Though the Irish did not sweep, there was not much discouragement coming from the locker room after the loss.

“It’s a series,” Ridderwall said. “Obviously, we’d prefer to win tonight, but all we have to do now is play an extra game. If we win tomorrow, we’ll forget about this loss.”

And the Irish did just that. Notre Dame once again raced out to an early lead after goals 22 seconds apart by sophomore center Riley Sheahan and Costello put the Irish up 2-0 less than four minutes into the game. But this time, the Irish scored the critical third goal of the contest, when Lavin shot the puck from the point on the power play after a cross-ice feed from Ridderwall. The shot beat Kapalka, and put the Irish up by three with less than one minute left in the first period.

“Scoring the third goal was the key,” Jackson said. “Getting a 2-0 lead, like I said last night, is the worst lead in hockey. 3-0 is a little more challenging to come back from.”

Cassiani made the score 3-1 with less than three minutes remaining ni the second period, but Irish freshman right wing Bryan Rust responded just 41 seconds later with a great individual effort, nimbly eluding a Laker defender in between the faceoff circles before scoring. Though Colin Campbell added another goal late in the period for LSSU to make it 4-2, the Lakers would get no closer.

After letting up 39 shots on Saturday, Notre Dame allowed only 15 on Sunday, due in large part to Jackson adjusting the defensive pairings to increase depth.

“I felt the first two nights, we played four guys too many minutes,” Jackson said. “I was concerned that if I didn’t do something that maybe they would burn out.”

With the quarterfinals passed, the Irish now turn their sights to Joe Louis Arena in Detroit and the glamour that comes with it.

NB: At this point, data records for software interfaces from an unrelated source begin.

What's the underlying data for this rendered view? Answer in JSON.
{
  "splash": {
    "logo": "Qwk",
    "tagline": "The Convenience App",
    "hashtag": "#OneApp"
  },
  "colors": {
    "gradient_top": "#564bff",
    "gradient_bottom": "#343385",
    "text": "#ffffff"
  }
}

“Play for that little kid that wanted to play in this position,” Lavin said he would tell his teammates. “Obviously, Joe Louis is going to be an awesome environment. Guys are going to be really jacked up, so it’s going to be a matter of keeping our cool and playing our game.”

The Irish play Miami at 4:35 p.m. Friday and either Michigan or Western Michigan in the championship or consolation game Saturday.